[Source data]
⁂

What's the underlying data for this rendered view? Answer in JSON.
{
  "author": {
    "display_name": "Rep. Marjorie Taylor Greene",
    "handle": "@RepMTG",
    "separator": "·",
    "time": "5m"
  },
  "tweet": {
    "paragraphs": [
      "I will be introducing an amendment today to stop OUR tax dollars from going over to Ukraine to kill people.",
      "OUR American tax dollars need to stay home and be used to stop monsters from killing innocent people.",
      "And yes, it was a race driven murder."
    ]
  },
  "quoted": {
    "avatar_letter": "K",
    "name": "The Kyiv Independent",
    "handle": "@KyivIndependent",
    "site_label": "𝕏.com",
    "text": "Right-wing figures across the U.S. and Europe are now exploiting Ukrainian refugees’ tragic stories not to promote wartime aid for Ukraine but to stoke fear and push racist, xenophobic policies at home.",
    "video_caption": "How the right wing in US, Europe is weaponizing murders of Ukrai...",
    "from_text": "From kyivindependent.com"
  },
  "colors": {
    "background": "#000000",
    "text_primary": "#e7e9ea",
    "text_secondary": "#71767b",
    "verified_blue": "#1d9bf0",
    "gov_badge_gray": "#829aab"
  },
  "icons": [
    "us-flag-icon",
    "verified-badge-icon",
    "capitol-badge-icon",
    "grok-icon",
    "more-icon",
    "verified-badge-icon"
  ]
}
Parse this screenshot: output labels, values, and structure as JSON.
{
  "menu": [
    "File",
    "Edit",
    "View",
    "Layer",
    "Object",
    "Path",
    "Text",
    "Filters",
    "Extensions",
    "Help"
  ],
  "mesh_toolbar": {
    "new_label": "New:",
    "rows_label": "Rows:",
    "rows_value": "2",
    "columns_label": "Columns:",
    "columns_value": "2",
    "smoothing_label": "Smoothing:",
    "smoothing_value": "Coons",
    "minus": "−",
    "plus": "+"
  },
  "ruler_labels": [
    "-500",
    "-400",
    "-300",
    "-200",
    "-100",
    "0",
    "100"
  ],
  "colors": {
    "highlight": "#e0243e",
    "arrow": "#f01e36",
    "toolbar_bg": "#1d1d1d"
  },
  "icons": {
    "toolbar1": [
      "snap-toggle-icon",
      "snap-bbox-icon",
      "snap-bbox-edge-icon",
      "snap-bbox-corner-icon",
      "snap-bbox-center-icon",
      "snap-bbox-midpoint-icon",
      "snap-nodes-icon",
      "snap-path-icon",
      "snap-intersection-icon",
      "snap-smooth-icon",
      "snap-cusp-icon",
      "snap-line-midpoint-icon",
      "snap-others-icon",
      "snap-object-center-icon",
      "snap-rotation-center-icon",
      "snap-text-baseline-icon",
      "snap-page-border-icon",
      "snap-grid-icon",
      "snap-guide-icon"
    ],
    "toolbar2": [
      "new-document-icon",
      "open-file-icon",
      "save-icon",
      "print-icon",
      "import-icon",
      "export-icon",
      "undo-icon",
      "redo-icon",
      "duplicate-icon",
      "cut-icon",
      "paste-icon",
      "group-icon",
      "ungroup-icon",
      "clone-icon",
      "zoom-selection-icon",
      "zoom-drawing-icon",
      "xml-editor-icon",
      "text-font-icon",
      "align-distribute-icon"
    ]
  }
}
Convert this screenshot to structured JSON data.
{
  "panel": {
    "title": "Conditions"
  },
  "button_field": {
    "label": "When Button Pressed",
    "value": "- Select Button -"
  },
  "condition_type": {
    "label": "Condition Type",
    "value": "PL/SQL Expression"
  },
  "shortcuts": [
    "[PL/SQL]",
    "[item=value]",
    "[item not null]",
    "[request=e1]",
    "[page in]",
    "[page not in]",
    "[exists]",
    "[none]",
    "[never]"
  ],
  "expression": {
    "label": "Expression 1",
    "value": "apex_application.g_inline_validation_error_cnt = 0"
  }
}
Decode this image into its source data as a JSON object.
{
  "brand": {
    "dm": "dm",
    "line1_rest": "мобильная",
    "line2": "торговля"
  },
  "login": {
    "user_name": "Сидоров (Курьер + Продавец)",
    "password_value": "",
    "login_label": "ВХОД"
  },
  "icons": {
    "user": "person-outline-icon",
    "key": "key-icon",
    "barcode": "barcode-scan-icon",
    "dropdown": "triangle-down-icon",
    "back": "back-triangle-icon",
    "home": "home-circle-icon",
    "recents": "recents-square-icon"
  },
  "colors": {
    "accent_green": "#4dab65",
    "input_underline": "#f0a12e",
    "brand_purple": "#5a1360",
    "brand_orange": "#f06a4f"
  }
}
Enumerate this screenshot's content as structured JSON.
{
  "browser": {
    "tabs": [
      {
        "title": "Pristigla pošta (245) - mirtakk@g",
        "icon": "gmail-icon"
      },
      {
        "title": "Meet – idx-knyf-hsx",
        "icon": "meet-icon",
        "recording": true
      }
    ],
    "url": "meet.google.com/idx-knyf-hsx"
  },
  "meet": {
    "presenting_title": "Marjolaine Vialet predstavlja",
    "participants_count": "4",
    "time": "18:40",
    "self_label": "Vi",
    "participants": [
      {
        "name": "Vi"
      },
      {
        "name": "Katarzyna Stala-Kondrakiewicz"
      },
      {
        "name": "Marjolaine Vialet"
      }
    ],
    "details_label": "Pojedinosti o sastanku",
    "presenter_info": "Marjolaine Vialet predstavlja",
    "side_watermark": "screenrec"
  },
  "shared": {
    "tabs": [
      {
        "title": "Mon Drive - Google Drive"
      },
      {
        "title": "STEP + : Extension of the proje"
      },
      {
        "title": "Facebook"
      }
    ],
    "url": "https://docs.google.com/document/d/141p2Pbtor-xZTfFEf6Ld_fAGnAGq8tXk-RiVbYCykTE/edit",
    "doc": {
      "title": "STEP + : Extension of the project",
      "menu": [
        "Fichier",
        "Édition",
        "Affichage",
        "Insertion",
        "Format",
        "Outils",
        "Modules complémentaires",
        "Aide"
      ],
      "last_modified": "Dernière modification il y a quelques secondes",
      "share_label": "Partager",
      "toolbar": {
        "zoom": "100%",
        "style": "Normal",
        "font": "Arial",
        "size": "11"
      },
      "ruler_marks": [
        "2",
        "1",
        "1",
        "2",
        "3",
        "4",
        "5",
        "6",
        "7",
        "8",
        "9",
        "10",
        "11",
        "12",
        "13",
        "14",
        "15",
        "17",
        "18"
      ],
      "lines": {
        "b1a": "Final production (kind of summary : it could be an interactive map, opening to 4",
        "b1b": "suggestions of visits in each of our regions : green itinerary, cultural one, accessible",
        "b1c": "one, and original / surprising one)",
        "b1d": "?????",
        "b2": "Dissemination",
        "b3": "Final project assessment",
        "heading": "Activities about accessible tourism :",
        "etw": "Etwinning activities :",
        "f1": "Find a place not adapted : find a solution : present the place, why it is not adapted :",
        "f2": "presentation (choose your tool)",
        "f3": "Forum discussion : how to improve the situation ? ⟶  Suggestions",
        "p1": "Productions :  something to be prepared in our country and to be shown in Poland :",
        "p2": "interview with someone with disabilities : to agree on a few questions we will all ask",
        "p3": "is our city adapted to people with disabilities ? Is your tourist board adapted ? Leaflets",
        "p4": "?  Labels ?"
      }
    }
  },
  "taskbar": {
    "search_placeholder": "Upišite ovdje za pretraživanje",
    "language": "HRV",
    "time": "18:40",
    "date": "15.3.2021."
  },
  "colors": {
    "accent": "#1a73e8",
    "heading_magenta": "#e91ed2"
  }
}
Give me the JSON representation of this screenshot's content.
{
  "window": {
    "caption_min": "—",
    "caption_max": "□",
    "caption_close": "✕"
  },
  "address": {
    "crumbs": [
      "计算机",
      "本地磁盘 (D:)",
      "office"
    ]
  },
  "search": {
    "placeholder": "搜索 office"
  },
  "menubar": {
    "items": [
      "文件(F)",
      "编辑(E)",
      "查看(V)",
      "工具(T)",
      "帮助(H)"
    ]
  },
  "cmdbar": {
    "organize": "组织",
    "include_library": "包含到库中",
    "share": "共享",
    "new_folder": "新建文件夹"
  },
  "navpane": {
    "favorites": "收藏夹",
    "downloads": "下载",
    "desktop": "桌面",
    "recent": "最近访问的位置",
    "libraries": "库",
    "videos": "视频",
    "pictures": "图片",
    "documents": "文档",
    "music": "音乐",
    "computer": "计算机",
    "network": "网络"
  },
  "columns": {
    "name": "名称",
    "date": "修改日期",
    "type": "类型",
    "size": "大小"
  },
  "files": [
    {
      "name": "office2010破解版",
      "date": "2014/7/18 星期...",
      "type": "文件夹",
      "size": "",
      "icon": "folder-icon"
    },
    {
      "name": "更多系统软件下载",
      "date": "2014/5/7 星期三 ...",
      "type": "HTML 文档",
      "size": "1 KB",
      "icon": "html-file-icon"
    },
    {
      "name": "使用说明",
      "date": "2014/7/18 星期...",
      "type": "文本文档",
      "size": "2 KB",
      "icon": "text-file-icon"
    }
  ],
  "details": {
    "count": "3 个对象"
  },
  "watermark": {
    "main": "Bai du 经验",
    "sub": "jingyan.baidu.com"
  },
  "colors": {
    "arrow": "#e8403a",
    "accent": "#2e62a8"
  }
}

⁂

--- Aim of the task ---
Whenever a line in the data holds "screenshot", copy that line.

--- Finished exercise ---
Parse this screenshot: output labels, values, and structure as JSON.
Convert this screenshot to structured JSON data.
Enumerate this screenshot's content as structured JSON.
Give me the JSON representation of this screenshot's content.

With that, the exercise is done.